Herpes Treatment Brandon, MS
Herpes | Overview
Herpes is an infection caused by the herpes simplex virus (HSV). The infection is characterized by the appearance of tiny ulcers or scabs. Bumps and blisters are also common. These can cause itchiness and pain (including painful urination). Herpes is typically thought of as a sexually transmitted disease but may be contracted following exposure to the virus during non-sexual activities.
Signs of infection typically begin to occur within 2-10 days of exposure to the virus. The initial outbreak is commonly accompanied by flu-like symptoms. The virus is very easy to transmit and affects as many as one in five adults in the United States. Having unprotected sex or having multiple sexual partners may greatly increase your risk of contracting the virus.
Herpes | Types of Herpes
There are two types of the herpes virus. Herpes simplex type 1 (HSV1) is most often seen in cold sores. It is often referred to as “oral herpes” although it can exist on the genitals. It is typically spread to the genitals after receiving oral sex from someone with HSV-1 on their mouth.
The second type of virus is known as herpes simplex type 2 (HSV2). This form of the virus typically affects areas below the belt. Similar to HSV-1, however, HSV-2 can infect the mouth and is often contracted after giving oral sex to someone with HSV-2 on their genitals.
Herpes | Symptoms
Herpes of the mouth (also called “cold sores”) are characterized by:
- Pain/erosion of gums
- Sore throat
Genital herpes, on the other hand, is best defined by:
- Sores in the anus or genitals
- Itching or redness
- Ulcers (which often bleed or emit a discharge)
- Scabs or blisters (often caused by ulcers)
- Painful urination (dysuria)
Herpes | Diagnosis
Being diagnosed with herpes is a burden and a responsibility. It is important to notify past sexual partners of your diagnosis and encourage them to get tested as well. This can help limit the spread of infection. It is also your responsibility to inform future sexual partners of your diagnosis so they can decide whether to continue with sexual activities. Practicing safe sex may reduce the risk of infecting future sexual partners but is not an excuse to hide your diagnosis from them.
It is also your responsibility to prevent the spread of the virus during daily activities. This can be done by maintaining good hygiene. Frequently cleaning any objects or areas which may have come into contact with the virus is also advised. It is possible to screen for the herpes simplex virus using a blood test . It is also possible to confirm infection by ordering a viral culture from a lab.
Herpes | Treatment

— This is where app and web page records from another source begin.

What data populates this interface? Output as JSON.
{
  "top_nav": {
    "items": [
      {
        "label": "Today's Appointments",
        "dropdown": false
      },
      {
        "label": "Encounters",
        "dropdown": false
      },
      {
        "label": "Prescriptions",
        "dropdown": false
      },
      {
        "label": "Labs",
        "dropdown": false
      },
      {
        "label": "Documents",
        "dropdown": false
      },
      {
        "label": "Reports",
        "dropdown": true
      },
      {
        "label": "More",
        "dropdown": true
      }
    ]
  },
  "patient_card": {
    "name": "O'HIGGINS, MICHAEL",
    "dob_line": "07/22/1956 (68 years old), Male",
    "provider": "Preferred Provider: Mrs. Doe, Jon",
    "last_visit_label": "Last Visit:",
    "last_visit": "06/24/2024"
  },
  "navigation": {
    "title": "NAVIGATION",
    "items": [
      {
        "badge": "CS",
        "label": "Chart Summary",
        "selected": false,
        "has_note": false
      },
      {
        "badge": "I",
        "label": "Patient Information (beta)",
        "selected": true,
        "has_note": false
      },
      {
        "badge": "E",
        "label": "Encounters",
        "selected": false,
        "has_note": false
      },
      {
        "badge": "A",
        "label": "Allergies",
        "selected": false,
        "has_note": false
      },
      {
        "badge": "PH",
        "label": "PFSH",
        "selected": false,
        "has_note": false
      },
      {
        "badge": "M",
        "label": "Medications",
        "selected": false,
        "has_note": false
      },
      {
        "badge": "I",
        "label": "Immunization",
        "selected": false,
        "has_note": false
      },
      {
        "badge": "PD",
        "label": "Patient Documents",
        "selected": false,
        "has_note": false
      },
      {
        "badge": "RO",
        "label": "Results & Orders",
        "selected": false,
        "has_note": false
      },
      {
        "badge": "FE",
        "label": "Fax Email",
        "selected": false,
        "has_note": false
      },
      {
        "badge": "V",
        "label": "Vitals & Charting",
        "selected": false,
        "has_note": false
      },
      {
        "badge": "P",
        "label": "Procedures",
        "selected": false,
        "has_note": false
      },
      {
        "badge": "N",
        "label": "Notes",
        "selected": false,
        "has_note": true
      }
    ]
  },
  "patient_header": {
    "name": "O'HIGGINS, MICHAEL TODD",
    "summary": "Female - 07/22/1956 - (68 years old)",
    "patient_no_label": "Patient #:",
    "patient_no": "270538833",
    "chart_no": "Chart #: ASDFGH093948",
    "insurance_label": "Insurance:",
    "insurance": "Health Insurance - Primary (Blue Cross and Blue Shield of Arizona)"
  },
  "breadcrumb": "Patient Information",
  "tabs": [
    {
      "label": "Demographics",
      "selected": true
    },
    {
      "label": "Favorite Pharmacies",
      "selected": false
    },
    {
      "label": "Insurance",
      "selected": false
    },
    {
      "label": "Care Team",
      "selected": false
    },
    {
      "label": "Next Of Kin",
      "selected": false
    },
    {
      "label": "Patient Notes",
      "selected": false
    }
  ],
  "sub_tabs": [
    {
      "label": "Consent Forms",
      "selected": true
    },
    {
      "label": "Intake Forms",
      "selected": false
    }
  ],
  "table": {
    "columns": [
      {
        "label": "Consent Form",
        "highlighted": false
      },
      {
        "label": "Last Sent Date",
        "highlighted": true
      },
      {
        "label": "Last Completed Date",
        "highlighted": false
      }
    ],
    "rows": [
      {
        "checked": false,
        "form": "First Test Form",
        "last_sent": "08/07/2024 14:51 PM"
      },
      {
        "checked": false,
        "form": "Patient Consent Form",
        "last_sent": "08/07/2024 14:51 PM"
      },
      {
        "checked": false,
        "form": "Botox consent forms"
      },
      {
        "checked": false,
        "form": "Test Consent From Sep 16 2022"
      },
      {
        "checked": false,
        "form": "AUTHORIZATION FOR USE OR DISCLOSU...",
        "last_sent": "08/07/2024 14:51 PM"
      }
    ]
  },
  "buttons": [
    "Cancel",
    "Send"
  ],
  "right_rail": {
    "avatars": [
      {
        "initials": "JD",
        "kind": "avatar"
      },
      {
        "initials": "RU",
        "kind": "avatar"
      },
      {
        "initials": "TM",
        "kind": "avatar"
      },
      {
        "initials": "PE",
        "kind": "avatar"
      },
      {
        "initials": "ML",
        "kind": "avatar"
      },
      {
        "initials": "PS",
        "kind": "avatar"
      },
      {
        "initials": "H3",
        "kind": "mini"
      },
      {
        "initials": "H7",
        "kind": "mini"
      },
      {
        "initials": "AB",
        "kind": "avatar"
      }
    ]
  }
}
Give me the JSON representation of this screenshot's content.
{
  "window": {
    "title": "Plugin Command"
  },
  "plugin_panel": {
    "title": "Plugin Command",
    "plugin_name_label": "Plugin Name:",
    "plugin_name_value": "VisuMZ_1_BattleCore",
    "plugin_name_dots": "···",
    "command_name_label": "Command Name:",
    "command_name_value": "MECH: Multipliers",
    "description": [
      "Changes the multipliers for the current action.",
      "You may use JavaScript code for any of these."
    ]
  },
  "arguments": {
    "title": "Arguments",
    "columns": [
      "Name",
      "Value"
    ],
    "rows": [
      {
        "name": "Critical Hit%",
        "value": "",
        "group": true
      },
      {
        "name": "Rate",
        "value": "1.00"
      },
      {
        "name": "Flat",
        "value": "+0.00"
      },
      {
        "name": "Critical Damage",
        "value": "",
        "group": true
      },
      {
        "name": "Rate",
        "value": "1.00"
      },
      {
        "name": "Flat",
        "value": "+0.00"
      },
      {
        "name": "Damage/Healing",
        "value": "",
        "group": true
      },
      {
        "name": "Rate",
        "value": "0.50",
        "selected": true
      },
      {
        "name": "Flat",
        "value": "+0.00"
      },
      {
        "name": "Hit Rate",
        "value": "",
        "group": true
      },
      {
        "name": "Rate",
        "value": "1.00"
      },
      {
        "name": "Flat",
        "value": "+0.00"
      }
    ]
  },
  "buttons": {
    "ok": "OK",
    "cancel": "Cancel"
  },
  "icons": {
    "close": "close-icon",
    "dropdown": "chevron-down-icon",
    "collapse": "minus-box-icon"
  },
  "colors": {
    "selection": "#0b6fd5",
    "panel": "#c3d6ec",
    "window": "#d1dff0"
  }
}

Unfortunately, there is no known cure for the herpes virus. However, treatment options exist which may greatly reduce its symptoms. Upon testing positive for the herpes virus, you will likely be prescribed antiviral medications which achieve one of three goals:
- Reducing the severity of herpes symptoms
- Minimize the rate of recurrence
- Lower the chances of passing on the virus
Treatments for herpes infections in areas other than the genitals (such as cold sores) include antiviral pills, creams, and balms, many of which are available over the counter.
Herpes | Support
There are plenty of educational resources and support networks available for those infected with the herpes virus. Being open and honest with past and future sexual partners isn’t easy but they will likely be grateful for your honesty in the long run. Talk to your doctor about finding the best resources to help you have that conversation.
A herpes diagnosis doesn’t have to be the end of your sexual life. With the right resources, knowledge, and protection, you can become more comfortable with the skin you’re in and with the outlook of your sexual future. Learn more about resources and treatment options today! Call (769) 241-3447 or contact Jackie Williams online.
Innovative Health LLC
Address111 Fountains Blvd
Madison, MS 39110
8:00 am - 5:00 pm
Tue: 8:00 am - 5:00 pm
Wed: 8:00 am - 5:00 pm
Thu: 8:00 am - 5:00 pm
Sat: 8:00 am - 12:00 pm